Poring over other scholarly work, biographies, autobiographies, news articles, public opinion polls, and other sources, it’s clear to me that first ladies have evolved along with the responsibilities of the presidency and the tactics of political campaigns, and have responded to and influenced public attitudes toward gender roles, marital relations, and the legal, political and social status of women.
A first lady today is at once a nurturing wife, champion of causes with a decidedly maternal bent, presidential advisor, role model , campaign surrogate, international ambassador, social hostess to the nation and general manager of the White House. For this 24-7 job, she receives zero dollars in annual salary, and her performance is evaluated in virtually every living room watching the nightly news.
There are twists and surprises in my research. If Hillary Clinton is one day president, how ironic that as first lady, she was once asked to tone down her assertive personality, so as not to emasculate her husband, the president.
But, whenever a woman is elected president, first lady scholarship no doubt will enter unchartered territory. Based on research of male spouses of chief executive officers in other institutions, such as college presidents, the expectations for the “first gentleman” will be nothing like those of first ladies. Indeed, the expectations may be nothing at all!

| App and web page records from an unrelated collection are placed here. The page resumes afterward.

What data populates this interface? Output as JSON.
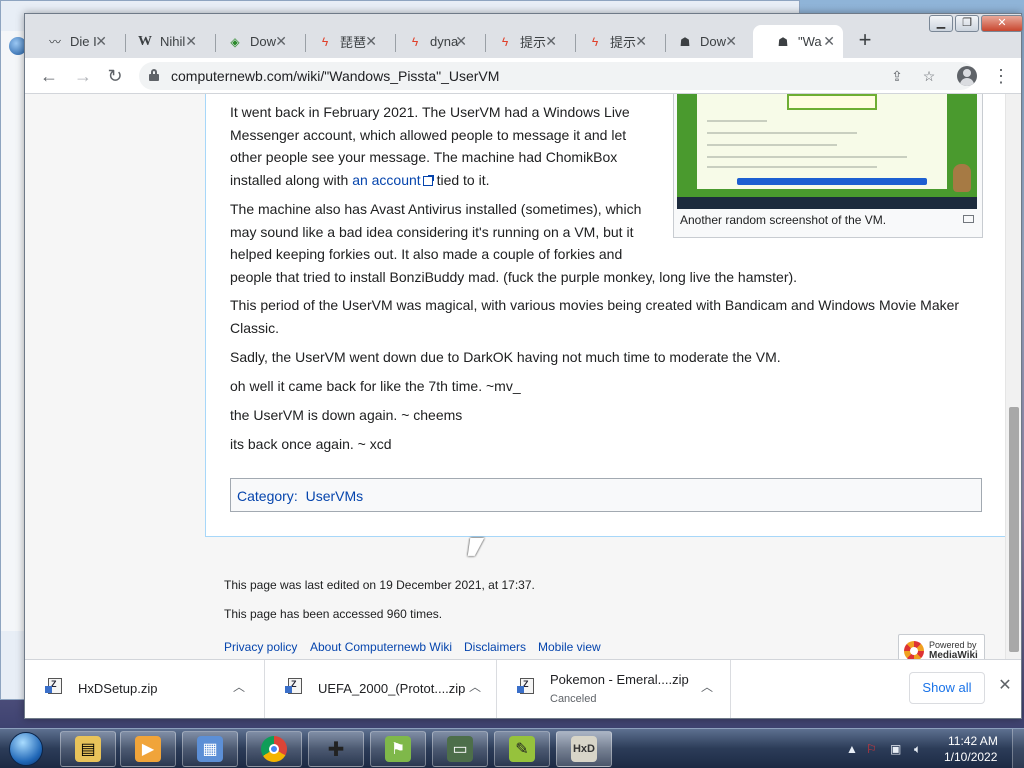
{
  "browser": {
    "tabs": [
      {
        "title": "Die I",
        "icon": "knife-icon"
      },
      {
        "title": "Nihil",
        "icon": "wikipedia-icon"
      },
      {
        "title": "Dow",
        "icon": "download-icon"
      },
      {
        "title": "琵琶",
        "icon": "bolt-icon"
      },
      {
        "title": "dyna",
        "icon": "bolt-icon"
      },
      {
        "title": "提示",
        "icon": "bolt-icon"
      },
      {
        "title": "提示",
        "icon": "bolt-icon"
      },
      {
        "title": "Dow",
        "icon": "hat-icon"
      },
      {
        "title": "\"Wa",
        "icon": "hat-icon",
        "active": true
      }
    ],
    "url": "computernewb.com/wiki/\"Wandows_Pissta\"_UserVM"
  },
  "article": {
    "p1_a": "It went back in February 2021. The UserVM had a Windows Live",
    "p1_b": "Messenger account, which allowed people to message it and let",
    "p1_c": "other people see your message. The machine had ChomikBox",
    "p1_d_pre": "installed along with ",
    "p1_d_link": "an account",
    "p1_d_post": " tied to it.",
    "p2_a": "The machine also has Avast Antivirus installed (sometimes), which",
    "p2_b": "may sound like a bad idea considering it's running on a VM, but it",
    "p2_c": "helped keeping forkies out. It also made a couple of forkies and",
    "p2_d": "people that tried to install BonziBuddy mad. (fuck the purple monkey, long live the hamster).",
    "p3_a": "This period of the UserVM was magical, with various movies being created with Bandicam and Windows Movie Maker",
    "p3_b": "Classic.",
    "p4": "Sadly, the UserVM went down due to DarkOK having not much time to moderate the VM.",
    "p5": "oh well it came back for like the 7th time. ~mv_",
    "p6": "the UserVM is down again. ~ cheems",
    "p7": "its back once again. ~ xcd",
    "thumb_caption": "Another random screenshot of the VM.",
    "category_label": "Category",
    "category_value": "UserVMs"
  },
  "footer": {
    "last_edited": "This page was last edited on 19 December 2021, at 17:37.",
    "accessed": "This page has been accessed 960 times.",
    "links": [
      "Privacy policy",
      "About Computernewb Wiki",
      "Disclaimers",
      "Mobile view"
    ],
    "powered_1": "Powered by",
    "powered_2": "MediaWiki"
  },
  "downloads": {
    "items": [
      {
        "name": "HxDSetup.zip",
        "status": ""
      },
      {
        "name": "UEFA_2000_(Protot....zip",
        "status": ""
      },
      {
        "name": "Pokemon - Emeral....zip",
        "status": "Canceled"
      }
    ],
    "show_all": "Show all"
  },
  "taskbar": {
    "time": "11:42 AM",
    "date": "1/10/2022"
  }
}
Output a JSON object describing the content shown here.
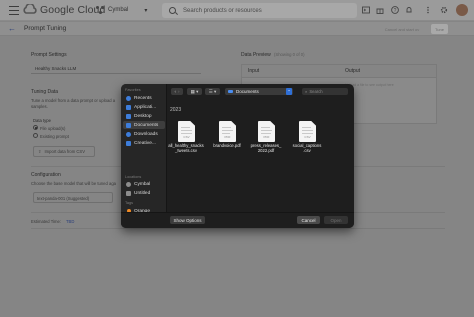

Male spouses of CEOs in all professions have the luxury of deciding what, if any, responsibilities traditionally expected of first ladies, they will take on; they may choose to do nothing and they are not criticized for it. First ladies don’t have that luxury.